She puts paid to a final suitor by commenting, “If you are a were-wolf, and very likely you may be…” At the same time, we understand she is not entirely contented with her current life, as she sits each evening opposite her sister-in-law, reduced to embroidery by the knowledge that Caroline’s sewing (and indeed her aptitude in any domestic skill) is superior to her own:

“She had actually a sensation that she were stitching herself into a piece of embroidery with a good deal of background.”

The unconventional thought or phrase hidden in the conventional narrative, we soon discover, is Townsend Warner’s forte:

“Then the house, emptied of another day, creaked once or twice, and fell into repose, its silence and security barred up within it like a kind of moral family plate.”

Even on holiday, Lolly cannot find the freedom she is longing for:

“She would have liked to go by herself for long walks inland and find strange herbs, but she was too useful to be allowed to stray.”

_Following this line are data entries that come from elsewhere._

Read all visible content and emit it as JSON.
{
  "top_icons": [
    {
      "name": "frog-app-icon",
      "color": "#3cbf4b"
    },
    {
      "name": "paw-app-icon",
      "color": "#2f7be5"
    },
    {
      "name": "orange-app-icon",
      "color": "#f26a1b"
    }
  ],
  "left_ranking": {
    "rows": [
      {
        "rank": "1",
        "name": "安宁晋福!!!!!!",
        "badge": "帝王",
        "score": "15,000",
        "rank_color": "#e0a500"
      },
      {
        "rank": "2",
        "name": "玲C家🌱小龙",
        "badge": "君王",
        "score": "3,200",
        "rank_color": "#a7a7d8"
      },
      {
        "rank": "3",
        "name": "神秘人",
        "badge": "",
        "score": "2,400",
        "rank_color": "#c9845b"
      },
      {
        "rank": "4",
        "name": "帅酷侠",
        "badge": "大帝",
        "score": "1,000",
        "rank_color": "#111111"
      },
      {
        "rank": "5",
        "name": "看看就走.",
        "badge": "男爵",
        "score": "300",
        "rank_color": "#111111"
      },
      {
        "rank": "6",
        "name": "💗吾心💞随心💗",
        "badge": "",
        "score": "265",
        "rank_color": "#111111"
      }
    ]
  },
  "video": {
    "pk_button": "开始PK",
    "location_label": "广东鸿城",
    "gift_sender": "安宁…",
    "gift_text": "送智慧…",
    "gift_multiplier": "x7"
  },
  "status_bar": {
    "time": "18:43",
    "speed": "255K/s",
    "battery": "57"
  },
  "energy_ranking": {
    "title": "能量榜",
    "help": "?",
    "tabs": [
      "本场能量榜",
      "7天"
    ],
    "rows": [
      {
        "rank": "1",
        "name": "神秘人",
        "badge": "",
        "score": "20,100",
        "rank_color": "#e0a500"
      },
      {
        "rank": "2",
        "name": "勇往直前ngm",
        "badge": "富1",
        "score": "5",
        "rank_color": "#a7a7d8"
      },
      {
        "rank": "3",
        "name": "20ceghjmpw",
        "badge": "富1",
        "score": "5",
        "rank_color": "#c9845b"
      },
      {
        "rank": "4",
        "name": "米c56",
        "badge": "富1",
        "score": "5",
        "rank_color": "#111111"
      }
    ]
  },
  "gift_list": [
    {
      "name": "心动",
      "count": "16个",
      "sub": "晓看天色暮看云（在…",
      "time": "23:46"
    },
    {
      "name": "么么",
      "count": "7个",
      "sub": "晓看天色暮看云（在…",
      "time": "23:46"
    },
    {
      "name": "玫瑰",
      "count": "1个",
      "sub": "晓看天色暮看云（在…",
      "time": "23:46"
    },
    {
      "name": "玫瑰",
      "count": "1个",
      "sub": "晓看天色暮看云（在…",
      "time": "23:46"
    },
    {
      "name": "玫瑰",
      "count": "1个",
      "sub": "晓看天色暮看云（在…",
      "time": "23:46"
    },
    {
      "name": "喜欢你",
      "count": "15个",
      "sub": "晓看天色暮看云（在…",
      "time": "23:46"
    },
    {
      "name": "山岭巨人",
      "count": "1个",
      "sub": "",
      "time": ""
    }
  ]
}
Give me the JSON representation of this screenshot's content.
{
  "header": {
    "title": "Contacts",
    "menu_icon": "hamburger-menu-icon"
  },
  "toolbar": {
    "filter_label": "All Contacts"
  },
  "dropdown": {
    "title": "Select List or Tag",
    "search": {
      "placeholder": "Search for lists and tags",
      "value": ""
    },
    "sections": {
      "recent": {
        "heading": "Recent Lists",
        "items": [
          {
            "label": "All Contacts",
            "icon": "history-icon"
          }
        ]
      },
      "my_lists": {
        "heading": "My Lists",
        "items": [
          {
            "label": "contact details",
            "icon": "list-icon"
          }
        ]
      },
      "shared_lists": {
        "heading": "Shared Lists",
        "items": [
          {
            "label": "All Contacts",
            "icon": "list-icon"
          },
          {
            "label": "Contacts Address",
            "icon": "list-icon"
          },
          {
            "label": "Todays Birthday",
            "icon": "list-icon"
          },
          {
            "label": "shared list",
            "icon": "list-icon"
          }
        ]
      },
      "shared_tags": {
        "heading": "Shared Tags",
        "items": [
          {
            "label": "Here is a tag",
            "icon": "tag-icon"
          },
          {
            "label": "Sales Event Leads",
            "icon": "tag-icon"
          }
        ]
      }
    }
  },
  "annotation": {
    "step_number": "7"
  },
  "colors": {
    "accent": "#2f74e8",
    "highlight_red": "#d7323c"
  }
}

The desire to collect herbs, and an earlier mention of her interest in “rural pharmacopoeia” when she still lived with her father, are among the few clues of what is to come. The war, and then influenza (fever so often being a signifier of change in Victorian novels) leave Lolly disappointed that her life remains the same, until she inquires as to the origin of a bunch of chrysanthemums she buys one day when she feels particularly oppressed:

“As Laura stood waiting she felt a great longing. It weighed upon her like the load of ripened fruit upon a tree.”

When she discovers they are from Great Mop, a village in the Chilterns, she immediately decides that she will leave London and live there. When she returns home to tell her family the news:

“She felt as though she had awoken, unchanged from a twenty-year slumber, to find them almost unrecognisable.”

Her brother is, of course, dismissive, but her determination ensures that in the novel’s second part, we learn of her first year in Great Mop. Only now does she understand “for the first time how miserable she had been,” and Townsend Warner characterises the landscape itself as welcoming:

“Wherever she strayed the hills folded themselves around her like the fingers of a hand.”

Still, she cannot entirely escape her family, particularly when her nephew Titus decides that he too will move to Great Mop as it is the perfect place to write the book he has been planning. She objects to the ease with which he settles, to his claim that “she is just the same,” and to the way he disturbs her walks:

“She thought the woods saw her with him and drew back scornfully.”

In desperation, she cries out, “Is there no help?” and, in the novel’s second unexpected turn, enters into a pact with the Devil. Soon she has her own familiar (a cat she names Vinegar) and has been invited to her first witches’ Sabbath. Townsend Warner prevents the novel descending into silliness with a combination of the wit and seriousness she has shown throughout. This is a novel which is often wickedly funny. Lolly, for example, finds the witches’ Sabbath less enjoyable than she had hoped:

“Even as a witch, it seemed, she was doomed to social failure…”

Its darkness can be seen when, at the same Sabbath, a man whom Lolly is convinced is Satan approaches her in a mask:

“With a fine tongue like a serpent’s, he licked her right cheek.”

It later transpires that the man is a “brilliant young author” who has sold his soul to the Devil “on the condition that once a week he should be without doubt the most important person at a party.” The ultimate joke is that only Satan can help Lolly escape from the suffocatingly conventional life and character her family insist in imposing on her:

“It had pleased Satan to come to her aid. Considering carefully, she did not see who else would have done so.”

Lolly Willowes is a novel which balances great naturalism (in both her portrait of life in London and of the countryside) with the strange and unexpected, both in its language and in its plot. It is full of wonderful turns of phrase and witty descriptions. (My favourite is perhaps Caroline’s rationale for her exquisitely folded clothes: “We have our example… The grave-clothes were folded in the tomb.”) In many ways it is like Lolly herself: bursting with a life that finally cannot be repressed. Penguin Classics are releasing the rest of her novels this year and I, for one, cannot wait to read them.